# WHAT THIS TASK INVOLVES
Across the records that follow, count each line holding "menu", and write only the total.

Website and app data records

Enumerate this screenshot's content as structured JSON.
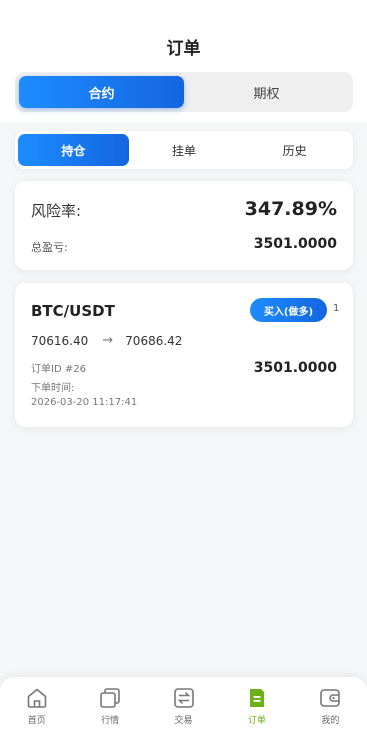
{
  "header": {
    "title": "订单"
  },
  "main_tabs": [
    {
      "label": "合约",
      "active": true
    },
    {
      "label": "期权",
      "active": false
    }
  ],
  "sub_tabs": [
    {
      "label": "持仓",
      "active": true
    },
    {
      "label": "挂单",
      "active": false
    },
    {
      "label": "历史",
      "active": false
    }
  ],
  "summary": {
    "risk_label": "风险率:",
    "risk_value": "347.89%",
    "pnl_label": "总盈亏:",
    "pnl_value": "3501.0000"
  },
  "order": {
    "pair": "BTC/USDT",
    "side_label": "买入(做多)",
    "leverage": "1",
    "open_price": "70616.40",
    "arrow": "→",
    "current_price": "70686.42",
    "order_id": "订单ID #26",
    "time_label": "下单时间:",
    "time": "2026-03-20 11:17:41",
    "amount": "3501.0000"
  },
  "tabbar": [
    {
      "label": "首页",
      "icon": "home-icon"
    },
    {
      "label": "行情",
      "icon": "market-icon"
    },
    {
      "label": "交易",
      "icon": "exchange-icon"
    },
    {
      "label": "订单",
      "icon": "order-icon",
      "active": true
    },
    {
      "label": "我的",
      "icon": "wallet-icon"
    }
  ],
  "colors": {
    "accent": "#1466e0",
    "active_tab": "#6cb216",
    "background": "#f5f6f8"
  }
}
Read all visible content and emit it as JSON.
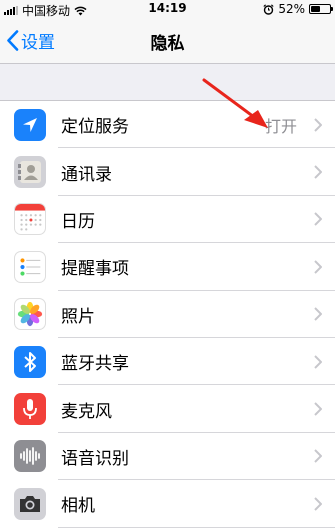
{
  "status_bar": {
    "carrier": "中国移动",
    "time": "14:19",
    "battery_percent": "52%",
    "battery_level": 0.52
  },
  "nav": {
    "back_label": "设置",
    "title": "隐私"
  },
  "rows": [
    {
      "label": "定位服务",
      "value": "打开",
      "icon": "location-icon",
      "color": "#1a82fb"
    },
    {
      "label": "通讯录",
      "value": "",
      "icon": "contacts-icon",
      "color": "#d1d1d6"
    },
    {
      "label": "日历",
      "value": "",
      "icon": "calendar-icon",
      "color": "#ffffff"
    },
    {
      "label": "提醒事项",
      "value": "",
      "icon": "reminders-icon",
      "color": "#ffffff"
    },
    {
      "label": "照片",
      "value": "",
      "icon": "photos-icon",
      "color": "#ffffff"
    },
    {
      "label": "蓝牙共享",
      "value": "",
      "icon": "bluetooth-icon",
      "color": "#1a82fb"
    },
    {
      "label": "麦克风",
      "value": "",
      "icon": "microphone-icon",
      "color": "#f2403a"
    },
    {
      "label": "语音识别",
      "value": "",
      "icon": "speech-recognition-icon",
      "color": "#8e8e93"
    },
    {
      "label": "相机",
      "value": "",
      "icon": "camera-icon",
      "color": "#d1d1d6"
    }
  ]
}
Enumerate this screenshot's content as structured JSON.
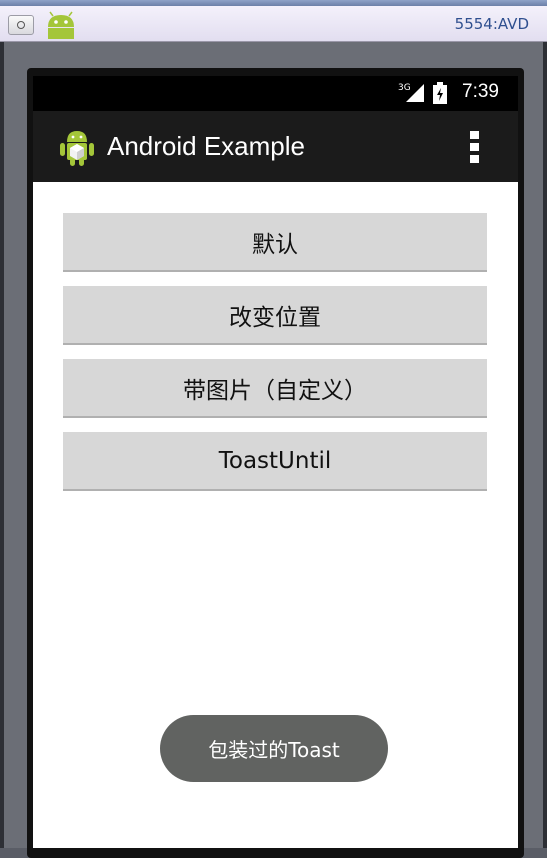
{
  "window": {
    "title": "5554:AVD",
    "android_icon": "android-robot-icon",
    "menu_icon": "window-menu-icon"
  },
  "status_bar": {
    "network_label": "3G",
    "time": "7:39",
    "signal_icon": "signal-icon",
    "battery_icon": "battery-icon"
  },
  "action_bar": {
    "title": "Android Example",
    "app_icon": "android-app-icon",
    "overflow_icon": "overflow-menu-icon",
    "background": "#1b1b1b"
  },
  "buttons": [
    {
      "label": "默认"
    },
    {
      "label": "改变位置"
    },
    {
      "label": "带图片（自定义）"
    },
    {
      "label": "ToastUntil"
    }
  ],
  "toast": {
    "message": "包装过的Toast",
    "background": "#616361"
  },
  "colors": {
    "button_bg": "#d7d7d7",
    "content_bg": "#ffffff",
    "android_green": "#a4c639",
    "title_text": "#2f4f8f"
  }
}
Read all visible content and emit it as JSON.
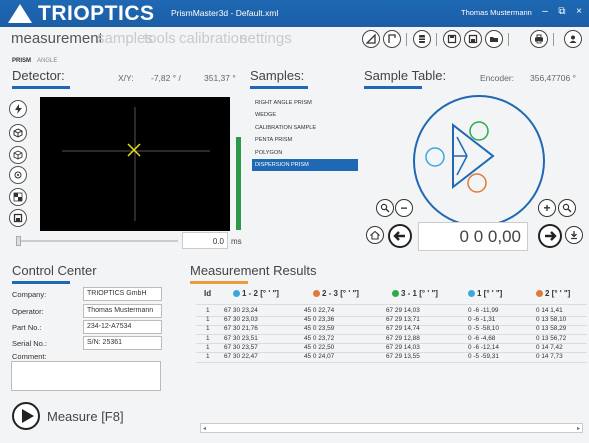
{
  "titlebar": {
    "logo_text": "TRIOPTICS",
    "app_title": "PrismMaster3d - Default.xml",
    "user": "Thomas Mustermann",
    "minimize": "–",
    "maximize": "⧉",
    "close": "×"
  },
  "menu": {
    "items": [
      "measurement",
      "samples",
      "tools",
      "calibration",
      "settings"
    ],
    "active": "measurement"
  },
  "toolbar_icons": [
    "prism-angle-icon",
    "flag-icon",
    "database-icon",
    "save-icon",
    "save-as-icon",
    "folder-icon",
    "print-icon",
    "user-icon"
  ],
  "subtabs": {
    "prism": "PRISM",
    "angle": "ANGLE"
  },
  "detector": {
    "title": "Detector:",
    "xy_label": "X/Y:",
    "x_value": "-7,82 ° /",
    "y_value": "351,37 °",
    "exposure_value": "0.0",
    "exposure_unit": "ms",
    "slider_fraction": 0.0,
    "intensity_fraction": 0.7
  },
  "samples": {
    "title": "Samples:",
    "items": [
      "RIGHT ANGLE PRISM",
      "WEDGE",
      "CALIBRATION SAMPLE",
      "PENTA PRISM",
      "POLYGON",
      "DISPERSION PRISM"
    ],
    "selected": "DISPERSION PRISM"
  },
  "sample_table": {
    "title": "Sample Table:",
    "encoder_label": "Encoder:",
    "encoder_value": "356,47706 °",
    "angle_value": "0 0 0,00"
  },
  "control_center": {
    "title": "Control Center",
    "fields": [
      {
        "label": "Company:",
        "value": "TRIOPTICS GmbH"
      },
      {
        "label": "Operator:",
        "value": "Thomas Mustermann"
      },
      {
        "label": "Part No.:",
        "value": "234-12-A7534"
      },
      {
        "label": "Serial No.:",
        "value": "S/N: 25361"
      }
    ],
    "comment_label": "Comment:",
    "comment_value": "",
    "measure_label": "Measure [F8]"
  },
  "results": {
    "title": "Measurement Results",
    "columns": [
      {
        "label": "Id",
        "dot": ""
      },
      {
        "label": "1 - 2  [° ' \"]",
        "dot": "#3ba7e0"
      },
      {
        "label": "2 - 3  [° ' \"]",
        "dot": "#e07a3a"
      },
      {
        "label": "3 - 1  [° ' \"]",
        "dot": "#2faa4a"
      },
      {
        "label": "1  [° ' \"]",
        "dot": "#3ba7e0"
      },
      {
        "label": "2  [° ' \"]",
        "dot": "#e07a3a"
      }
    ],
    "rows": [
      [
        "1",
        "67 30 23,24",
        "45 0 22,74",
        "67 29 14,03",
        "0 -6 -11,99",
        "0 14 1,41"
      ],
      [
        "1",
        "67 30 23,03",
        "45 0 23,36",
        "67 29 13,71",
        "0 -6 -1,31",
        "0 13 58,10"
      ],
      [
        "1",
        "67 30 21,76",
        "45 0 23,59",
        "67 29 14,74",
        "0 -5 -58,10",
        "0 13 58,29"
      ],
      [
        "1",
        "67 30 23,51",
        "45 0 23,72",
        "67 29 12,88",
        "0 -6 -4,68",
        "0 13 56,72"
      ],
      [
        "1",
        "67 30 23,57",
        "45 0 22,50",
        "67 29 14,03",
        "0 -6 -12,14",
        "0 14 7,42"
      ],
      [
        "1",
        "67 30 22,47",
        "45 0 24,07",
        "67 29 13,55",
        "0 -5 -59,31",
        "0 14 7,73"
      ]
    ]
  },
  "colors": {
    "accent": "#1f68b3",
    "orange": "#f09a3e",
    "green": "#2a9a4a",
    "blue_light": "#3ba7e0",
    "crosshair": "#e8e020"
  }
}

# EXERCISE OUTPUT
3